If your baby has an allergic reaction to food allergens, it’s really important to get medical help straight away. Allergic reactions can be severe, which necessitates immediate treatment. Don’t hesitate to call for emergency medical care if you notice signs like difficulty breathing, swelling, or a severe rash.
Follow Emergency Action Plans
It is also important to know what to do and follow the emergency action plan you have in place. FARE Food Allergy & Anaphylaxis Emergency Care Plan provides recommended treatment for allergic reactions in babies. It outlines the steps you should take if your baby has a reaction. You should follow the instructions on the emergency action plan. Seeking medical attention immediately is also essential.
Avoid the Allergenic Food in the Future
If your baby has developed an allergic reaction to a certain food, it is important to avoid that allergenic food in the future. This can help prevent any further reactions and keep your baby safe. Remember, always read the labels carefully when buying packaged foods and be cautious when dining out.
Consult a Healthcare Professional for Further Guidance
It is also important to seek medical attention immediately. A healthcare professional can provide the necessary guidance and support for managing food allergies in your baby. They can help with accurate diagnosis, develop a treatment plan, and offer advice on how to prevent future reactions. Don’t hesitate to ask a healthcare professional for expert assistance in dealing with food allergies for your little one.
In conclusion, when it comes to introducing food allergens to babies, taking it slowly and being cautious is important. Start with small amounts and watch for any signs of allergic reactions. Remember to introduce one new food at a time. If an allergic reaction starts to develop, seek medical attention at once, avoid this allergenic food in the future, and consult your healthcare provider for personalised advice.
1. When can I introduce high-allergy foods to my baby?
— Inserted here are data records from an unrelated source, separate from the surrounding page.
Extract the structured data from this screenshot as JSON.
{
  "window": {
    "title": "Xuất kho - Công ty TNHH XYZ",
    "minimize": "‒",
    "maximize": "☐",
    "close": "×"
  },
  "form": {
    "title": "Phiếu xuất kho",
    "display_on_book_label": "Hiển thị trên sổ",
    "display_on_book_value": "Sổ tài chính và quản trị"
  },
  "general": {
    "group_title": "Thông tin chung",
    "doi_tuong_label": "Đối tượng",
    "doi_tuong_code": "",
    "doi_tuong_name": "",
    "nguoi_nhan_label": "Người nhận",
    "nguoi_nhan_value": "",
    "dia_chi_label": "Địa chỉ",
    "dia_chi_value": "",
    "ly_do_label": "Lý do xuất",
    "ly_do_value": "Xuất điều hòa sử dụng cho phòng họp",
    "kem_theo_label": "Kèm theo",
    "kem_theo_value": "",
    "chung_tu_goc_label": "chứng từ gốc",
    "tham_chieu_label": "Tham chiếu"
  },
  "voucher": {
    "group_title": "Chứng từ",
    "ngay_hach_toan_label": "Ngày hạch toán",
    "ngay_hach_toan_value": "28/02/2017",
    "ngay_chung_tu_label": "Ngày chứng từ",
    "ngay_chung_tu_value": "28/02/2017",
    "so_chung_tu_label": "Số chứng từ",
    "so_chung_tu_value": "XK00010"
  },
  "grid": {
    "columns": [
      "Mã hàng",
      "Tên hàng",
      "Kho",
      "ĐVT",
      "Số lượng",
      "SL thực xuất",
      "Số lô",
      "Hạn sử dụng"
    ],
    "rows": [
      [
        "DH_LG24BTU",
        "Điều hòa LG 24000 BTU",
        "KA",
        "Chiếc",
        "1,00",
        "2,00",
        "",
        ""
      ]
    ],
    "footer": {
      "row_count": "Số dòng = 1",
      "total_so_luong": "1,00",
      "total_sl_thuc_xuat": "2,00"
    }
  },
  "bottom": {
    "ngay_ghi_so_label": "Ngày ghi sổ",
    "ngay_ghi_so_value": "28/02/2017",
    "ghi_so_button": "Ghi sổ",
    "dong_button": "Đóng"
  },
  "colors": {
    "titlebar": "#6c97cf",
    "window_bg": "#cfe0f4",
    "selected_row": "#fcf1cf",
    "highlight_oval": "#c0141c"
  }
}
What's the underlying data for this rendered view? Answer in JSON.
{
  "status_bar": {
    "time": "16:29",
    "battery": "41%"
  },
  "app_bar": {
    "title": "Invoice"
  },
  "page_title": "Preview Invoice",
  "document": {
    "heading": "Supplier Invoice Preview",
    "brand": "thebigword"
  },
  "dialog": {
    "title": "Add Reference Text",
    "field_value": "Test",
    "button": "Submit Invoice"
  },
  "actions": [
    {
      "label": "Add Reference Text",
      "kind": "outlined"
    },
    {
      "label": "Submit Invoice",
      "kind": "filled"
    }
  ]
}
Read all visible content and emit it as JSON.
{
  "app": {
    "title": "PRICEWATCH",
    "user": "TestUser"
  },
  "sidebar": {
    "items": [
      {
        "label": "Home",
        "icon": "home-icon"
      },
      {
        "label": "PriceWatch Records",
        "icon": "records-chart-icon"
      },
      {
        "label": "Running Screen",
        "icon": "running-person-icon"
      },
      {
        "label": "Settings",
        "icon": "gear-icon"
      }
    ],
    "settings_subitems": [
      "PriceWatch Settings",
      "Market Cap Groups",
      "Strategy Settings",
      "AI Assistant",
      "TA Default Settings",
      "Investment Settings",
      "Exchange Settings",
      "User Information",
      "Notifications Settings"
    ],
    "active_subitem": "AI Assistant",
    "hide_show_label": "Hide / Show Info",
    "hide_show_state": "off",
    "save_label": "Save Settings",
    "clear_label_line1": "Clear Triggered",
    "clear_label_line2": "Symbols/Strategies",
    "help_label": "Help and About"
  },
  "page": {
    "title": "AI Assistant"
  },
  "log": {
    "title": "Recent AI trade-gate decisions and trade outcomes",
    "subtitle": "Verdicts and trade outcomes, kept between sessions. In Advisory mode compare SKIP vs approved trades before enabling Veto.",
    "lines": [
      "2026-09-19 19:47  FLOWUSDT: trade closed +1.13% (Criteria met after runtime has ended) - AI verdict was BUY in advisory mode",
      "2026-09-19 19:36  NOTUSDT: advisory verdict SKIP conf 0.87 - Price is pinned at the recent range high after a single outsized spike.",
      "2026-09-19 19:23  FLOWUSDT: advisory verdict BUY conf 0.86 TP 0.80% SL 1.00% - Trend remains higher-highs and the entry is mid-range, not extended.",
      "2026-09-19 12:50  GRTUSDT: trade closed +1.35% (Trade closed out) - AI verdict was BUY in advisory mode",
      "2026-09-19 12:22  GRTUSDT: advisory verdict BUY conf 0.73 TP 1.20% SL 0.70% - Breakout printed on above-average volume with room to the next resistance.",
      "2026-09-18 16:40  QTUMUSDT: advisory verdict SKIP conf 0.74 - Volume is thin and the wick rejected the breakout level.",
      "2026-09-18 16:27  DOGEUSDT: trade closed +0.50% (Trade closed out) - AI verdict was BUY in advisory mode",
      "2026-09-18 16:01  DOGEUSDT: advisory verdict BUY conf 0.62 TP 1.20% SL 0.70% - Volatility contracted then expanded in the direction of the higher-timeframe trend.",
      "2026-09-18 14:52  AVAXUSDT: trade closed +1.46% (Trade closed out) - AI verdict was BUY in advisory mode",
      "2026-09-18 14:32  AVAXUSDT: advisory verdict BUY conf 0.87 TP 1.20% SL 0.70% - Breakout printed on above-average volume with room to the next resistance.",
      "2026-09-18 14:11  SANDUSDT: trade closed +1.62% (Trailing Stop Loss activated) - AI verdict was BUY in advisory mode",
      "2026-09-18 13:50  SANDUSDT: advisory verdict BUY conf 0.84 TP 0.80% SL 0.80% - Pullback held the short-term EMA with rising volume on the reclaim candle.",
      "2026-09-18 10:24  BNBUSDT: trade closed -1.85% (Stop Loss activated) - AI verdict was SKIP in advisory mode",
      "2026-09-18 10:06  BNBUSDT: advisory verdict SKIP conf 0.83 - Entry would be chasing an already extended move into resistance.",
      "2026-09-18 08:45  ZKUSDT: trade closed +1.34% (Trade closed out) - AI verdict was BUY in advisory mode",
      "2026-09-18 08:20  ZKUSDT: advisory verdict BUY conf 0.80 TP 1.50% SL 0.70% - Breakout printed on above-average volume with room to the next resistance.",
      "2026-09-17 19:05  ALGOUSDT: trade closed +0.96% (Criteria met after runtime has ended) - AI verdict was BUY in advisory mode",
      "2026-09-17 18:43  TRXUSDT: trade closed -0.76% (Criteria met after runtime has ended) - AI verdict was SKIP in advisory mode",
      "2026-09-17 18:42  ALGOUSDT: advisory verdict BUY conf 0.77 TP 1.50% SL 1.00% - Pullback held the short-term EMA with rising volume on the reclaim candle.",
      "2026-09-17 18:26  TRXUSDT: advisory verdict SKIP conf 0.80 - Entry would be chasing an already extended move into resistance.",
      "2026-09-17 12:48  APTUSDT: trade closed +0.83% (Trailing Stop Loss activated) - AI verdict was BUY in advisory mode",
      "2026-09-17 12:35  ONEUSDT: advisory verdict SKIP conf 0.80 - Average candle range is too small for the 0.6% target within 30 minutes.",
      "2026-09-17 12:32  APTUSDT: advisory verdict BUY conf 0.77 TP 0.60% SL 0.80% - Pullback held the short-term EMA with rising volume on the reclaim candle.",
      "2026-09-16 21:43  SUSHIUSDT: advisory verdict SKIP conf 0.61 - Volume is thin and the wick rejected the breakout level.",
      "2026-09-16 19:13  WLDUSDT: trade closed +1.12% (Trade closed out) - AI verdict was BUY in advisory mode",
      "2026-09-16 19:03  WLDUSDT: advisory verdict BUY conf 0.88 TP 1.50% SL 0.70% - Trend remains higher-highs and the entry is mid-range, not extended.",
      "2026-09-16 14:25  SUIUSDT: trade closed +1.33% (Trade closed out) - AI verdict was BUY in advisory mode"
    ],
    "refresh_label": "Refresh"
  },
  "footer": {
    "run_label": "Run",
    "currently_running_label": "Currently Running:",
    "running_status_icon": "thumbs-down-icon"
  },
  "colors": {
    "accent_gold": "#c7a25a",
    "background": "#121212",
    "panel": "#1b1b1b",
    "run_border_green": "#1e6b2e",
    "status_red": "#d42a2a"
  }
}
It is recommended to introduce high-allergy foods one at a time at six months old while monitoring for any allergic reactions. Consult with your paediatrician for guidance.
2. Should I completely avoid introducing high-allergenic foods to my baby?
No, it is not necessary to completely avoid introducing highly allergenic foods unless there is a known family history of allergies or your healthcare provider advises against it. Gradually introducing these foods can help prevent allergies from developing.
3. Are there any steps I can take to reduce the risk of food allergies in my baby?
Breastfeeding exclusively for the first six months and continuing breastfeeding while gradually introducing solid foods can reduce the risk of developing food allergies in babies.
4. Can my child outgrow allergy over time?
Most children’s allergies go away as they grow older (by the age of five years), but allergies to peanuts, tree nuts, fish, shellfish, crabs, and squids usually last a lifetime.